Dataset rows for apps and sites

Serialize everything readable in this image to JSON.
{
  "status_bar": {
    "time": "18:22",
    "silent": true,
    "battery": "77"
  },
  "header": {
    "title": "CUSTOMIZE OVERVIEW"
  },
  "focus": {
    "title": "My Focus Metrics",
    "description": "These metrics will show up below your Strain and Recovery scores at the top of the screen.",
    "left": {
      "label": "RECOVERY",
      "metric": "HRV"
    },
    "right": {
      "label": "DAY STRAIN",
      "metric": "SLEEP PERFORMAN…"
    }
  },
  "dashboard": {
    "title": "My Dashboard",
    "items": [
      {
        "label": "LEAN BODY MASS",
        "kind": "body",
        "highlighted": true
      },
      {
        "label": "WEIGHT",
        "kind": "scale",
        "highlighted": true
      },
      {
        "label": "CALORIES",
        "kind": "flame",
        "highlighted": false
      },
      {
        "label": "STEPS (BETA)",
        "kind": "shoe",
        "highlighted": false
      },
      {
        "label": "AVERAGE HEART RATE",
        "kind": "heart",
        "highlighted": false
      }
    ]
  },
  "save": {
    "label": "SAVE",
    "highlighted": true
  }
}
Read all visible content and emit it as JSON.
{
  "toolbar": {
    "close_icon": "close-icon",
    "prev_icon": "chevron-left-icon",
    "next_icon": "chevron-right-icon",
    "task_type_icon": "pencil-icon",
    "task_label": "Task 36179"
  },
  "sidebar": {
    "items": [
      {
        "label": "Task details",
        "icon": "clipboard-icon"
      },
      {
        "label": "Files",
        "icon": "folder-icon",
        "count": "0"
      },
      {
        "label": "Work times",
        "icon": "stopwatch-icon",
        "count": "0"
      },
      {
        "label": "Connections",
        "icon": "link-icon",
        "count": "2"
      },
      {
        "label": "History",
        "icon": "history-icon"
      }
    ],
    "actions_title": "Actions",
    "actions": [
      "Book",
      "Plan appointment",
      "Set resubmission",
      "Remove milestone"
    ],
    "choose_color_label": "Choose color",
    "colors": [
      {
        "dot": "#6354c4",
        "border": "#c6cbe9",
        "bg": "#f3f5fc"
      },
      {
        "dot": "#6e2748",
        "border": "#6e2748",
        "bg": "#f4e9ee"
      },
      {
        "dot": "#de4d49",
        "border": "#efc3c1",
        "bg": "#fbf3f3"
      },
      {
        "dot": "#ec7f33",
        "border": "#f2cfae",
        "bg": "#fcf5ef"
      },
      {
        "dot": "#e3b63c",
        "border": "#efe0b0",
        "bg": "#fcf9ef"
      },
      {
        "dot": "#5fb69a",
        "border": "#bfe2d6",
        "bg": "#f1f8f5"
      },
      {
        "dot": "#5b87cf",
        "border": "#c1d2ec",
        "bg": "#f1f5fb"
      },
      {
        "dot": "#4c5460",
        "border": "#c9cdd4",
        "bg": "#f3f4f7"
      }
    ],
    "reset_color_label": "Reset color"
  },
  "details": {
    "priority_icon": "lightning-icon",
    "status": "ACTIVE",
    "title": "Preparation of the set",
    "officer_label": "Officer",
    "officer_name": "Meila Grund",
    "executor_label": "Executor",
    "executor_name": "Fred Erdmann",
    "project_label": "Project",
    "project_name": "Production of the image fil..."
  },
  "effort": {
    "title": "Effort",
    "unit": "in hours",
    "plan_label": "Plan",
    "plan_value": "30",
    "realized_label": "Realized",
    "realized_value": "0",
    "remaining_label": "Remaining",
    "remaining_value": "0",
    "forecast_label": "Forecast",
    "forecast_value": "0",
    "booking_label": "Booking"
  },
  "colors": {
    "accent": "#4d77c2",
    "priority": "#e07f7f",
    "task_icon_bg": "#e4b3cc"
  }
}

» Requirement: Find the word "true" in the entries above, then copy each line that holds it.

» Your solution:
    "silent": true,
        "highlighted": true
        "highlighted": true
    "highlighted": true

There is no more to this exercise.